You can pre-order the Mini 3 Pro starting today, and there are plenty of bundles to choose from. If you already have a compatible remote, like the RC-N1 that comes with the Mini 2, Air 2, and Air 2S, you can buy just the drone itself for $669. If you need the controller, you can buy the drone and the standard RC-N1 for $759. And if you want that new screen-equipped DJI controller with the drone, you’re looking at $909.

DJI’s RC is the smaller and lighter version of the RC Pro, but it won’t be available as a standalone product at launch.
Picture: DJI

However, DJI does not have a firm shipping date to confirm at this time. In North America, the DJI Mini 3 Pro will ship this summer, but that’s as accurate as DJI could get.
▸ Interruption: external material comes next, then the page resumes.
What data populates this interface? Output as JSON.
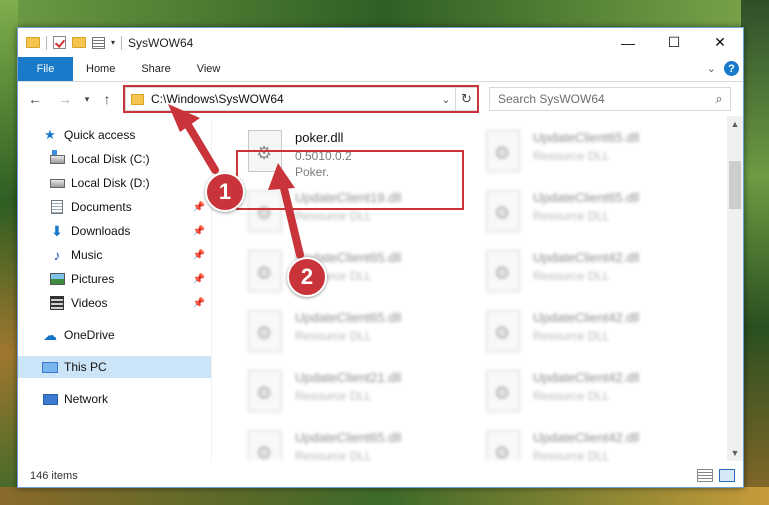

On top of all that, you can add the Fly More Kit bundle for an additional $189, which includes two additional Intelligent Flight batteries (the standard batteries that always keep your drone under 250g), a charging hub, two sets of propellers and a shoulder bag. There’s also the Fly More Kit Plus bundle, which includes everything listed above but replaces the standard batteries with the larger 47-minute batteries for $249. All of this means you could spend between $669 and $1,158 on this drone, and that’s before you consider adding an extended warranty.

As is the case with most current DJI drones, the Mini 3 Pro uses OcuSync 3.0 technology for its connection, which promises connectivity up to 18.6 miles – not that you should ever fly it that far. Please don’t.

The “Pro” suffix in the name suggests there might be a non-pro version of the Mini 3 on the horizon. But, for the moment, DJI will not confirm that such a drone is in the works.

Abdul J. Gaspar